It's been 43 days since he's seen Ohio and he's prepared to stay away until all the jobs are done.

LORAIN COUNTY, Ohio — Kyle Work understands service to others. 

The Lorain County man is a Navy Veteran. He's been a firefighter, worked hazmat and bomb squad, worked for Homeland Security and then it all ended.

A congenital heart defect caused an aortic aneurysm. He spent weeks in the hospital undergoing five heart surgeries, and later survived two strokes.

"When that door shut cause of my health, I really thought I wasn't going to be able to help the public anymore which was a dream changer for me," Kyle explains.

But then he learned the Federal Emergency Management Agency, FEMA, was looking for reservists-- people to help disaster survivors.

"I've been around this my whole like so I was like, yeah let's do this," says Kyle.

On September first, just after his 30th birthday, he deployed south to Louisiana, ravaged by Hurricane Laura.

"It's like being in the service again, everything is last minute, which I'm fine with," Kyle says.

He works twelve-hour days, seven days a week, helping those who've lost everything.

"My job is to try and get people back on their feet no matter how long it takes," he explains.

In the past, FEMA workers could go door-to-door, but the pandemic changed that process.

"Because of COVID now and the restrictions we have they set us up at sites, basically drop centers, people come in they register for assistance, we see what we can get them help with whether it's individual housing, trying to replace some of their personal property, car damage we're even trying to get people low interest small business loans," says Kyle. 

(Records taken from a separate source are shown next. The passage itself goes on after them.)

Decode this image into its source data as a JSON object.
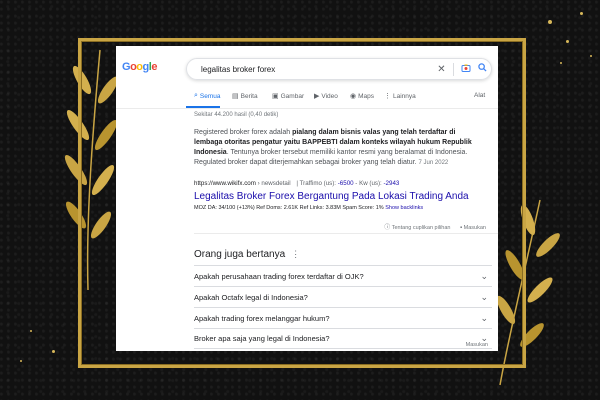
{
  "search": {
    "query": "legalitas broker forex",
    "logo_letters": [
      "G",
      "o",
      "o",
      "g",
      "l",
      "e"
    ]
  },
  "tabs": [
    {
      "label": "Semua",
      "icon": "search-icon",
      "active": true
    },
    {
      "label": "Berita",
      "icon": "news-icon",
      "active": false
    },
    {
      "label": "Gambar",
      "icon": "image-icon",
      "active": false
    },
    {
      "label": "Video",
      "icon": "video-icon",
      "active": false
    },
    {
      "label": "Maps",
      "icon": "map-pin-icon",
      "active": false
    },
    {
      "label": "Lainnya",
      "icon": "more-icon",
      "active": false
    },
    {
      "label": "Alat",
      "icon": "",
      "active": false
    }
  ],
  "result_stats": "Sekitar 44.200 hasil (0,40 detik)",
  "featured": {
    "snippet_pre": "Registered broker forex adalah ",
    "snippet_bold": "pialang dalam bisnis valas yang telah terdaftar di lembaga otoritas pengatur yaitu BAPPEBTI dalam konteks wilayah hukum Republik Indonesia",
    "snippet_post": ". Tentunya broker tersebut memiliki kantor resmi yang beralamat di Indonesia. Regulated broker dapat diterjemahkan sebagai broker yang telah diatur.",
    "date": "7 Jun 2022",
    "cite_url": "https://www.wikifx.com",
    "cite_path": " › newsdetail",
    "cite_extra_1": "| Traffimo (us): ",
    "cite_extra_1_val": "-6500",
    "cite_extra_2": " - Kw (us): ",
    "cite_extra_2_val": "-2943",
    "title": "Legalitas Broker Forex Bergantung Pada Lokasi Trading Anda",
    "moz": "MOZ DA: 34/100 (+13%)   Ref Doms: 2.61K   Ref Links: 3.83M   Spam Score: 1%",
    "moz_link": "Show backlinks",
    "about_label": "Tentang cuplikan pilihan",
    "feedback_label": "Masukan"
  },
  "paa": {
    "title": "Orang juga bertanya",
    "questions": [
      "Apakah perusahaan trading forex terdaftar di OJK?",
      "Apakah Octafx legal di Indonesia?",
      "Apakah trading forex melanggar hukum?",
      "Broker apa saja yang legal di Indonesia?"
    ],
    "feedback_label": "Masukan"
  },
  "colors": {
    "link": "#1a0dab",
    "accent": "#1a73e8",
    "frame_gold": "#c9a544",
    "background": "#111111"
  }
}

He's also the boots on the ground in the middle of devastation.

"We go around with our cell phones and logs and show that there's telephone lines down here, power lines down there, trying to diagnose what's critical what's not," he says.

But it's the people who make those long hours rewarding.

"If I don't make somebody laugh in the registration or at least smile, my job isn't done these people have lost so much so for me, I can't do fire or anything anymore due to my health, but I'm still able to help out the general public doesn't matter that it's not even in my state," Kyle says.

Just when he thought it was time to go home, more hurricanes hit. And now he's in another state helping a new set of people. But this has always been more than a mission in his life. It's a calling.

"As bad as this disaster has been here, there are so many good memories that I've made with people and that's what it's all about, it's not just about trying to rebuild their houses and their lives but also their spirits and everything else," Kyle says.

It's been 43 days since he's seen Ohio, and another hurricane is brewing. He's prepared to stay until the job is done.

If you or someone you know is interested in becomig a FEMA reservist, click on this link: https://www.fema.gov/careers/position-types/reservists